4 Advent A 18 December 2016 — And Joseph Said “I have a dream!”
A long time ago, while teaching a religion class at Cardinal McCloskey high school (now Bishop Maginn HS, Albany, NY), I noticed some students looking out the window. It looked like they were daydreaming. Maybe they were thinking about school work or a ball game or the end of class. At first, I thought, how can I get them to listen to me? Then I recalled something I once read — if you do not have daydreams you will have no dreams to come true. 
Dreaming is a popular theme in literature, music, plays. We dream when we sleep and when we are awake.

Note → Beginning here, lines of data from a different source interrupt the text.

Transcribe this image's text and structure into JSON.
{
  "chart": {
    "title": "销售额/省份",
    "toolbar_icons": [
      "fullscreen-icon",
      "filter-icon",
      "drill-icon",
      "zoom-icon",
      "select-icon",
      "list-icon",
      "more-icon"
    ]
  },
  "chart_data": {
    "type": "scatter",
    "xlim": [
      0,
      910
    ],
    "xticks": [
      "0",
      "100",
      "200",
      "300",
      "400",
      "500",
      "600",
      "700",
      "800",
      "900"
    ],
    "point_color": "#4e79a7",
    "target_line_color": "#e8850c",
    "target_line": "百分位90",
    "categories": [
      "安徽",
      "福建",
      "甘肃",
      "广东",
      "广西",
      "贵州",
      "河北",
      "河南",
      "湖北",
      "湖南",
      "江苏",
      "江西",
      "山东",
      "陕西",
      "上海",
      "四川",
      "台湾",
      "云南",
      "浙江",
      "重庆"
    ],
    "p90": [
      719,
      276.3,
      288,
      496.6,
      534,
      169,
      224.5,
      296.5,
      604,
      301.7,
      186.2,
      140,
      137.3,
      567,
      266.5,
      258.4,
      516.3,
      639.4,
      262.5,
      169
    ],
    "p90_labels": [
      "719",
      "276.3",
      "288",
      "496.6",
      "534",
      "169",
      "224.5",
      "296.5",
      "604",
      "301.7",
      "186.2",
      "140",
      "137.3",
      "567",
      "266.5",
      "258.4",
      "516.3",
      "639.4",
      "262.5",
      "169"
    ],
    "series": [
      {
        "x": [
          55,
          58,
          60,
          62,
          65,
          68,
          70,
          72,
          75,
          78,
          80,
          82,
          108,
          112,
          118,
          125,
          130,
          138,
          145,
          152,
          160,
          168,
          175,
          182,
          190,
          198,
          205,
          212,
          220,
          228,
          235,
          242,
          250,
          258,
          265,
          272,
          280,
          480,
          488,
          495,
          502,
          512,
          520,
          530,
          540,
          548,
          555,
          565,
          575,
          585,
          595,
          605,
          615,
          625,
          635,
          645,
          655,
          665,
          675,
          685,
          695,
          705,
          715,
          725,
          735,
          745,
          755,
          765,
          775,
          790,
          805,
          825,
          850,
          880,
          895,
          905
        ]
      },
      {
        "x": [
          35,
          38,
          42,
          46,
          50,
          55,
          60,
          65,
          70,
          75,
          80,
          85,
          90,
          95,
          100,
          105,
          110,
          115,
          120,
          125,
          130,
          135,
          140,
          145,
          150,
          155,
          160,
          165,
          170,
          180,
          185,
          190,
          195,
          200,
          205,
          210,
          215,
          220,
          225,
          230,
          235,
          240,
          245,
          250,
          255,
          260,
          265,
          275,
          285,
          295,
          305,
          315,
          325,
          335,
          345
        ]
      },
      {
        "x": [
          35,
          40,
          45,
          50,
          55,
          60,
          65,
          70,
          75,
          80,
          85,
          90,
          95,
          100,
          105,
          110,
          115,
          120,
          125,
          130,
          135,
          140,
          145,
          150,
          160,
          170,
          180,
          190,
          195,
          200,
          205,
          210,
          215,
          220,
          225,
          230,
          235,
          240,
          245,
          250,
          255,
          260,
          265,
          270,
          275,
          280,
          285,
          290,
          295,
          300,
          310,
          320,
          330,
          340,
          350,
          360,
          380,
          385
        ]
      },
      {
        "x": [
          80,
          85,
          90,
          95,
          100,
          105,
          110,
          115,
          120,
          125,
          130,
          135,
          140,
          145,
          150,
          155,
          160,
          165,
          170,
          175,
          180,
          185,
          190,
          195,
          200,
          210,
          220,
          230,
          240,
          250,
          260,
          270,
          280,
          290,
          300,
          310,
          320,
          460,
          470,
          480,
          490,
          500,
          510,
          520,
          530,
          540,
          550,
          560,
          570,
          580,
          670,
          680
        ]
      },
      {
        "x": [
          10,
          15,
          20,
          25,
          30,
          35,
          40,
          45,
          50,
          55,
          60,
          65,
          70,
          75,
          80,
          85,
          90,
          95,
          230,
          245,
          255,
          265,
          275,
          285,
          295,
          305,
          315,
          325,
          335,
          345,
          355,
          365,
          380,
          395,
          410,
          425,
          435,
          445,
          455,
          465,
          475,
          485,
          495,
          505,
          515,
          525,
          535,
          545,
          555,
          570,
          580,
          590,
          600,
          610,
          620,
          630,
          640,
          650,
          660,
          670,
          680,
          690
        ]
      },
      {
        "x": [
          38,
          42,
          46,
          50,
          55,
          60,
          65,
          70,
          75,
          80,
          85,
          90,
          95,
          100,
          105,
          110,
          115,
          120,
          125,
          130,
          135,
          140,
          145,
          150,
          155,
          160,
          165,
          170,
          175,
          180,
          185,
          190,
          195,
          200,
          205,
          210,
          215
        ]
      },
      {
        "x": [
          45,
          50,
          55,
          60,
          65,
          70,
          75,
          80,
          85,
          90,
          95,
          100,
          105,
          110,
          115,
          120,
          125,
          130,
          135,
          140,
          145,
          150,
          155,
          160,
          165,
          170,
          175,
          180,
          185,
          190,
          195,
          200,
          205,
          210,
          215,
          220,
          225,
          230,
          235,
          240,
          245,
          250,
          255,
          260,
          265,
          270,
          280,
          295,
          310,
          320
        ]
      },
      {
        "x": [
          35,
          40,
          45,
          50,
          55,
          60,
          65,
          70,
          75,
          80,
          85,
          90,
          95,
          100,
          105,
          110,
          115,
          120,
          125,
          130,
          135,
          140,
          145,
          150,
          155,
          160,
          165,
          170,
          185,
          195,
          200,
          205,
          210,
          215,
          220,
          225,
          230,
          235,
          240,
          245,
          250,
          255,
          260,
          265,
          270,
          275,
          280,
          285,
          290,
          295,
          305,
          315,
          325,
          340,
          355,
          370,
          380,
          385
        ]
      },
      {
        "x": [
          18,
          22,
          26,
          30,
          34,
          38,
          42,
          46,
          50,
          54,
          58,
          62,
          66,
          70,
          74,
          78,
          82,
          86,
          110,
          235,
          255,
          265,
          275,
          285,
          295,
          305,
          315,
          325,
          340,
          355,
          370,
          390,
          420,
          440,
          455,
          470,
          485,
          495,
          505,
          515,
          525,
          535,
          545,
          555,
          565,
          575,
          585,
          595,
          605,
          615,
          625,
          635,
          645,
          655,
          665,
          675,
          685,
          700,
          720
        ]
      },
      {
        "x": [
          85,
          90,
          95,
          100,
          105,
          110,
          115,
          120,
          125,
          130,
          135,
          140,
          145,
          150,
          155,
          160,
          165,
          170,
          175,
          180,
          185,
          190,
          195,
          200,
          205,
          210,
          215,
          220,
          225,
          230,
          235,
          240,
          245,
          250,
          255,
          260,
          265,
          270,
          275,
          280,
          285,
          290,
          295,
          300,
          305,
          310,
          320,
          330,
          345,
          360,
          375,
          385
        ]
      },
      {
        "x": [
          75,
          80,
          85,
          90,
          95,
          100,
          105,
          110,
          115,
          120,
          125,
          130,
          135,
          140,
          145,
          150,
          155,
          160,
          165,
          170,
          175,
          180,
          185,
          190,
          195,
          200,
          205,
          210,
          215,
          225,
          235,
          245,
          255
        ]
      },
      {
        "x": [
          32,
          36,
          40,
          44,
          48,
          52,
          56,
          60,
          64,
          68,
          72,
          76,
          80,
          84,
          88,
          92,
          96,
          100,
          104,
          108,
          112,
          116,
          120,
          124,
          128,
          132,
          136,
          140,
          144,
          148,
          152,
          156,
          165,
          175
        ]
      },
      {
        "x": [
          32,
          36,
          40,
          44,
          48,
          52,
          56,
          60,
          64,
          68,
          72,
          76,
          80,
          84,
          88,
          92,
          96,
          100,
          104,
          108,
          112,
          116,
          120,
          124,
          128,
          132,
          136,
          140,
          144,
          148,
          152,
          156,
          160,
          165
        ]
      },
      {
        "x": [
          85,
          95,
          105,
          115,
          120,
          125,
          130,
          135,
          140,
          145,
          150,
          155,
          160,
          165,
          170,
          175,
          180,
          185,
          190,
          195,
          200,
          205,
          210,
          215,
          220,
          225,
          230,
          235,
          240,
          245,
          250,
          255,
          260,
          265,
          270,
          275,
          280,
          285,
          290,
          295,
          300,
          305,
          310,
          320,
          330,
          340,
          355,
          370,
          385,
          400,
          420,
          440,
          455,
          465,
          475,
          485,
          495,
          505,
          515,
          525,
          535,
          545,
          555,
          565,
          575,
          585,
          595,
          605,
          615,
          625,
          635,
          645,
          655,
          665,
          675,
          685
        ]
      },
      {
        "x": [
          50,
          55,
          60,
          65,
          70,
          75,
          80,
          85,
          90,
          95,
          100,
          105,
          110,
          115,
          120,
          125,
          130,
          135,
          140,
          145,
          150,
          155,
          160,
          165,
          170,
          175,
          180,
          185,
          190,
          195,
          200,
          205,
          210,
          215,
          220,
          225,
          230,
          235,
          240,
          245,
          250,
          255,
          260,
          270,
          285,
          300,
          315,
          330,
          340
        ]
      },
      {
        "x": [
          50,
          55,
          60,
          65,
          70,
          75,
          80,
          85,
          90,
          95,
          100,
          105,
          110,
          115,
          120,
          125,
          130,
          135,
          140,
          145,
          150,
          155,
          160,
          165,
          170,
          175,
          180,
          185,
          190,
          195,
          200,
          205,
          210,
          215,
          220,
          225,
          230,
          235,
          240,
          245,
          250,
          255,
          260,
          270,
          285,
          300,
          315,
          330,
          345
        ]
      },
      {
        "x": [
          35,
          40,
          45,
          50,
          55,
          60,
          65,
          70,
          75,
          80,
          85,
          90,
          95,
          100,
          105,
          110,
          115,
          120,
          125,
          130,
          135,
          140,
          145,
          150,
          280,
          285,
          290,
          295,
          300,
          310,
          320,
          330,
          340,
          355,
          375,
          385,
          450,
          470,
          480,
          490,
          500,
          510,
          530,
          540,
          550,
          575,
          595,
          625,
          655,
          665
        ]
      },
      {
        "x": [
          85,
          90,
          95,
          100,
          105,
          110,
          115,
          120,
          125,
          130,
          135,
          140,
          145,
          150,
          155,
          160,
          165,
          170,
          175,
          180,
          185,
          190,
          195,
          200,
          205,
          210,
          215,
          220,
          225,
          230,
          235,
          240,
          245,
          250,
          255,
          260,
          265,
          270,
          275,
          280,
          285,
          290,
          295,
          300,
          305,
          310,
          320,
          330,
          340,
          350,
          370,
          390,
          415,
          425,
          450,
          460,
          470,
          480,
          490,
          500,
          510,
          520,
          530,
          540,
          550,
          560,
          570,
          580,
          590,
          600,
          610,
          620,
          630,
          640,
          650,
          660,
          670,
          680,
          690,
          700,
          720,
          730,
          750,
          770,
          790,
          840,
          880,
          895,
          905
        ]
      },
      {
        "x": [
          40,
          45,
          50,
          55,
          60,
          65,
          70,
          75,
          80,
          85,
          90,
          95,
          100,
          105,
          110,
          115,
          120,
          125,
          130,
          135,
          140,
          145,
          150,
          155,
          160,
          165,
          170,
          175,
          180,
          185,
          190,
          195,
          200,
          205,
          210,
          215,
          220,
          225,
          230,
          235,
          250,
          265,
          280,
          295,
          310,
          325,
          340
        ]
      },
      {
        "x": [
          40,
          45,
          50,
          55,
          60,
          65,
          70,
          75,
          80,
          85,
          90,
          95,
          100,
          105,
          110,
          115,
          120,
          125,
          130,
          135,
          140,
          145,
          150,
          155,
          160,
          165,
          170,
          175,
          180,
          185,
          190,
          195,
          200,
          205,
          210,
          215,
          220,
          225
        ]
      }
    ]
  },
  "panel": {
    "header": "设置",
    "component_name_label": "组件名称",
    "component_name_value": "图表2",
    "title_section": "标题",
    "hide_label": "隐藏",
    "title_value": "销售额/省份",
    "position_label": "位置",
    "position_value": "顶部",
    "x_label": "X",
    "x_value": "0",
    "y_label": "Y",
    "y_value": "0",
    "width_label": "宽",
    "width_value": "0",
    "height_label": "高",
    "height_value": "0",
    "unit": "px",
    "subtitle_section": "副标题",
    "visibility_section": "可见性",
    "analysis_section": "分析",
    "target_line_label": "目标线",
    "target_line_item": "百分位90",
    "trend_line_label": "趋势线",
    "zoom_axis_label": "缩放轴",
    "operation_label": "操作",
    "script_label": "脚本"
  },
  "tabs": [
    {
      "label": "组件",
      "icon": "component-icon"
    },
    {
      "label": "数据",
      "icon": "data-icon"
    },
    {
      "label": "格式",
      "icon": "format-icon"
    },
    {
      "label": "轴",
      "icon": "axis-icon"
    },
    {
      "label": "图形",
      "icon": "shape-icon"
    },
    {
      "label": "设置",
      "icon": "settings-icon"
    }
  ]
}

Studies suggest that dreams can play back for us what may have already happened. And, they can trigger our imaginations with ideas, help us wrestle with fears and anxieties. They also tap into our yearnings. For example, the 1943 song “I’ll be home for Christmas if only in my dreams” was written about a soldier stationed overseas during World War II.
In Matthew’s gospel Joseph had four dreams. We heard one this morning where an angel tells him it was OK to take Mary as his wife because she was conceived by the Holy Spirit. Imagine Joseph sitting on the edge of his bed thinking about this puzzling situation. Maybe he remembered something his parents told him or what he may have heard in the synagogue about the prophecies of Isaiah.
He could have thought maybe Mary’s baby is the one who will bring about justice. Maybe Jesus is the one for whom John the Baptist prepared the way. Maybe Jesus is the savior that Isaiah hoped for when the earthly kings he admonished failed to trust in God and, instead, built alliances with powerful nations.
Perhaps the evangelist Matthew and the apostle Paul also recalled the text from Isaiah and then said the same thing in their writings. The Rev. Beverly Bingle suggests that Matthew repeats Isaiah’s prophecy as if it were a 700-year old prediction of Jesus’s birth.
Time after time the Israelites waited for someone who would bring real peace and prosperity to them. Isaiah dreamt about such a leader. John the Baptist had a hunch that his cousin Jesus would be the One. A courageous Mary of Nazareth said yes to her surprising pregnancy and Joseph agreed to become her partner.
Time after time we, too, look for leaders to surface in our religions and in our governments. Take a moment to think of someone who had dreams and hopes for humanity. Dorothy Day dreamt of a time when all people would have jobs. Martin Luther King Jr dreamt of overcoming racism. Over 1.5 million children who are undocumented in our country are dreaming of the Dream Act becoming law.
There are organizations whose mission is prophetic, for example, the Parliament of World Religions. This group is committed to bridging religious, cultural, and ideological divides. The Parliament has issued this challenge: “Don’t distance yourself from the issues because they don’t touch you, or remove yourself from the challenge of making this world better because it seems like a futile effort.”
Other prophetic voices work to make dreams realities in our local communities. Family Promise of the Capital Region envisions a time when all families will have permanent housing and lasting independence. The Religion-Labor Coalition envisions a minimum wage and fair contracts for all workers. Our own food pantry along with other city-wide pantries and kitchens envisions a time when there is no more food insecurity.
We cannot all be prophets. But, like Joseph we often dream of what may be unimaginable. Like other prophets we, too, know that dreams come true with hard work and a little luck. We can sing and pray for peace and justice believing that God will come to the rescue and save us. But in order for God’s merciful and generous plan for humanity and all of creation to come true, God has summoned you and me to help out.
We do not hear much more about Joseph in the bible. He did not accompany Jesus on his missions like Mary did. Joseph did his part by adopting Jesus and helping him grow up.
As daylight begins to lengthen it is a time for us to bring about the radiance of Christmas joy. It is the gift we give to one another — to take action to make dreams come true. Eleanor Roosevelt said it: “The future belongs to those who believe in the beauty of their dreams.”
- I think it was Oscar Hammerstein who may have said this about dreams.